Gardens can be grand, exotic, sleek, whimsical, wild, or simple. It does not matter whether there are hundreds of plants or only a few varieties; it is for joy, a place to build memories, have fun, marvel at nature and be surprised by colour and beauty. If we can achieve any of these, we are successful gardeners, no matter the size or style of garden we create.
Making mistakes and gardening through trial and error is an experience that builds resilience. Our mistakes can be happy accidents that nature manages to effortlessly turn into unique vistas one would never have been able to design oneself. Over time, one learns, and nature creates, and those plants, seeds and bulbs that we thought did not take or seem dormant can suddenly flourish and pop up where we least expect to see them. They have settled in and become one with the landscape in a free-flowing randomness – a garden.
After the winter work of pruning and clearing out the debris of last summer, I’ve established the basics of the garden and have more weeds and mulching to attend to. Going forward into Spring and the new season, there are a few daily habits that I’m determined to follow this year. These will make all the difference and help the garden to sing. They only take a few minutes and can prevent disasters before they take hold.
Best Habits for Gardeners
Each morning, go out to the garden and OBSERVE. If you can’t fix any issues immediately, make a mental note to act as soon as possible.
DEADHEAD DAILY Snip off any dead leaves and spent blooms, and regularly cut herbs to make them flourish and stop them from going to seed.
CHECK FOR PESTS under foliage and above.
CHECK FOR DISEASES Do a daily check for signs of disease.
WATCH new growth and blooms unfolding.
STAKING AND TYING CLIMBERS Check if any plants require staking or new climbing branches need attaching to a trellis or arbour.
WATER WISELY: Give the garden a thorough, deep soaking less often rather than a quick spray every day. Do not overwater or underwater.

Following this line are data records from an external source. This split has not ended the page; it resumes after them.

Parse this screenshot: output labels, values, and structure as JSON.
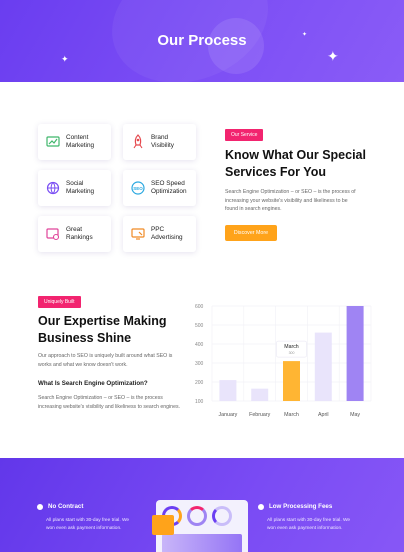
{
  "hero": {
    "title": "Our Process"
  },
  "services": [
    {
      "label_1": "Content",
      "label_2": "Marketing",
      "icon": "content-marketing-icon"
    },
    {
      "label_1": "Brand",
      "label_2": "Visibility",
      "icon": "rocket-icon"
    },
    {
      "label_1": "Social",
      "label_2": "Marketing",
      "icon": "social-globe-icon"
    },
    {
      "label_1": "SEO Speed",
      "label_2": "Optimization",
      "icon": "seo-speed-icon"
    },
    {
      "label_1": "Great",
      "label_2": "Rankings",
      "icon": "rankings-icon"
    },
    {
      "label_1": "PPC",
      "label_2": "Advertising",
      "icon": "ppc-advertising-icon"
    }
  ],
  "service_intro": {
    "badge": "Our Service",
    "heading_line1": "Know What Our Special",
    "heading_line2": "Services For You",
    "text_line1": "Search Engine Optimization – or SEO – is the process of",
    "text_line2": "increasing your website's visibility and likeliness to be",
    "text_line3": "found in search engines.",
    "button": "Discover More"
  },
  "expertise": {
    "badge": "Uniquely Built",
    "heading_line1": "Our Expertise Making",
    "heading_line2": "Business Shine",
    "text_line1": "Our approach to SEO is uniquely built around what SEO is",
    "text_line2": "works and what we know doesn't work.",
    "subheading": "What Is Search Engine Optimization?",
    "sub_text_line1": "Search Engine Optimization – or SEO – is the process",
    "sub_text_line2": "increasing website's visibility and likeliness to search engines."
  },
  "chart_data": {
    "type": "bar",
    "categories": [
      "January",
      "February",
      "March",
      "April",
      "May"
    ],
    "values": [
      210,
      165,
      310,
      460,
      600
    ],
    "yticks": [
      "600",
      "500",
      "400",
      "300",
      "200",
      "100"
    ],
    "ylim": [
      100,
      600
    ],
    "highlight_index": 2,
    "tooltip": {
      "title": "March",
      "value": "300"
    },
    "colors": {
      "bar": "#e9e4fb",
      "highlight": "#ffb533",
      "accent": "#9f84f3"
    }
  },
  "features": [
    {
      "title": "No Contract",
      "line1": "All plans start with 30-day free trial. We",
      "line2": "won even ask payment information."
    },
    {
      "title": "Low Processing Fees",
      "line1": "All plans start with 30-day free trial. We",
      "line2": "won even ask payment information."
    }
  ],
  "colors": {
    "primary": "#6c3ff2",
    "pink": "#f2246f",
    "orange": "#ffa31a"
  }
}
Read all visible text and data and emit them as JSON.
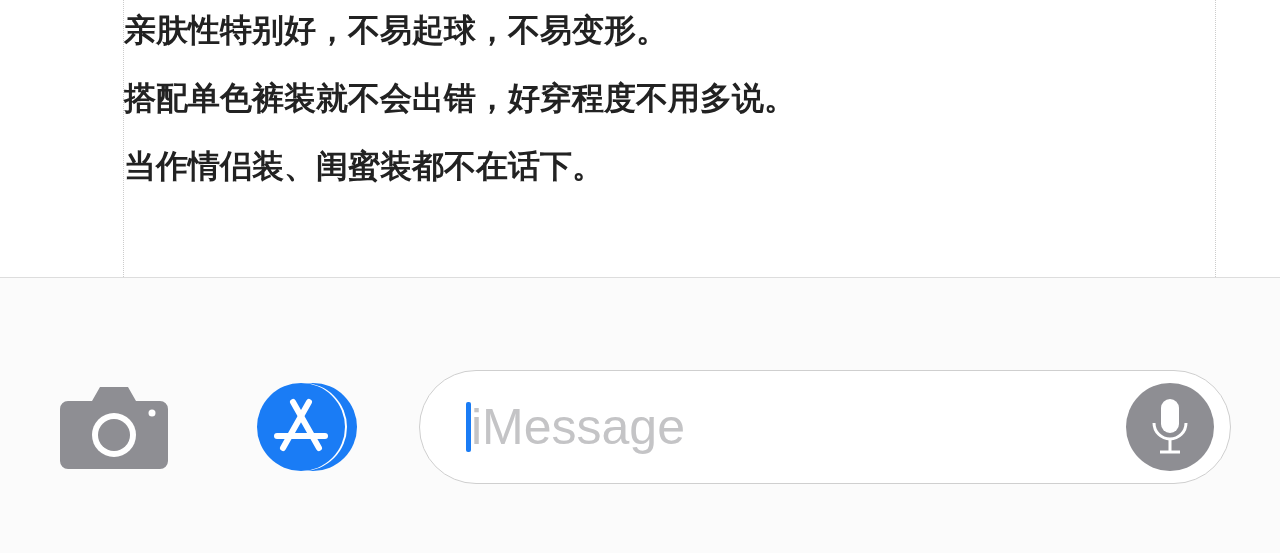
{
  "description": {
    "lines": [
      "亲肤性特别好，不易起球，不易变形。",
      "搭配单色裤装就不会出错，好穿程度不用多说。",
      "当作情侣装、闺蜜装都不在话下。"
    ]
  },
  "message_bar": {
    "placeholder": "iMessage"
  }
}
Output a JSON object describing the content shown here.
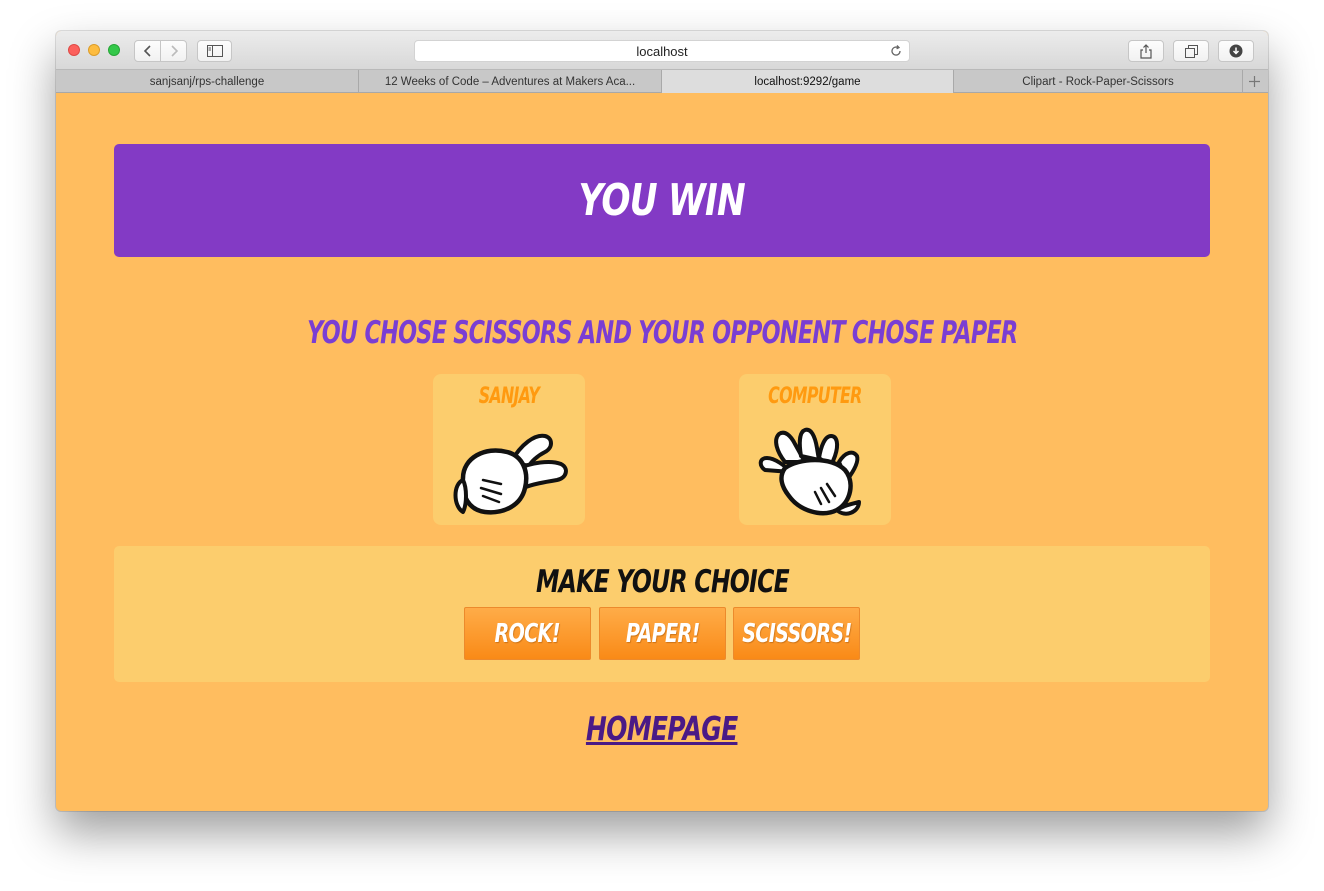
{
  "browser": {
    "address": "localhost",
    "tabs": [
      {
        "label": "sanjsanj/rps-challenge",
        "active": false
      },
      {
        "label": "12 Weeks of Code – Adventures at Makers Aca...",
        "active": false
      },
      {
        "label": "localhost:9292/game",
        "active": true
      },
      {
        "label": "Clipart - Rock-Paper-Scissors",
        "active": false
      }
    ]
  },
  "game": {
    "result": "You win",
    "summary": "You chose Scissors and your opponent chose Paper",
    "player1": {
      "name": "Sanjay",
      "choice": "scissors",
      "icon": "scissors-hand-icon"
    },
    "player2": {
      "name": "Computer",
      "choice": "paper",
      "icon": "paper-hand-icon"
    },
    "choice_title": "Make your choice",
    "buttons": {
      "rock": "Rock!",
      "paper": "Paper!",
      "scissors": "Scissors!"
    },
    "homepage_link": "Homepage"
  },
  "colors": {
    "page_bg": "#ffbd5f",
    "banner": "#833ac5",
    "summary_text": "#7a3ed3",
    "card_bg": "#fccd6d",
    "player_name": "#ff9a10",
    "button": "#f98a17",
    "link": "#4a1a86"
  }
}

|SIGNS OF UNDERWATERING||SIGNS OF OVERWATERING|
|Dry soil.||Wet soil.|
|Yellowing of foliage.||Floppy plants.|
|Slow plant growth with wilted leaves.||New growth falls off.|
|Leaves towards the base are brown.||Slimy, smelly roots.|
|Yellow or brown leaves falling off.|
Understanding the various weather patterns of the garden region and choosing the right plants for the area can make a massive difference to the success of any garden. Also, we can let our gardens do some of the work for us by planting disease-resistant plants and plants that repel pests. This list of plants may help by either being a trap to attract insects and keep them away from prized plants or because the strong fragrance will deter some insects, so they are kept away.
Best Companion Plants
- BASIL planted around the verandah areas may repel flies and mozzies and deter slugs in the garden.
- CHIVES plant in the garden to repel aphids, carrot flies and beetles and for blackspot on roses.
- LEMON THYME is a good pollinator and may keep mozzies away.
- LEMON BALM
- PETUNIAS deter aphids
- LAVENDER deters slugs, and the strong fragrance will keep aphids off roses. It is used in the Botanical Gardens in Sydney to mask the scent of roses from aphids.
- GARLIC repels aphids and slugs.
- NASTURTIUMS can act as traps to keep insects from crops, which are especially useful in the vegetable garden.
- PROSTRATE ROSEMARY deters slugs.
- WORMWOOD deters slugs.
- COSMOS deters caterpillars.
- BAY LEAVES If you are lucky enough to have a Bay Tree, or if not, even sprinkling the store-bought bay leaves in pest-prone areas will deter flies, ants and cockroaches.
Title quote by Kate Morton.
Content and images Di Baker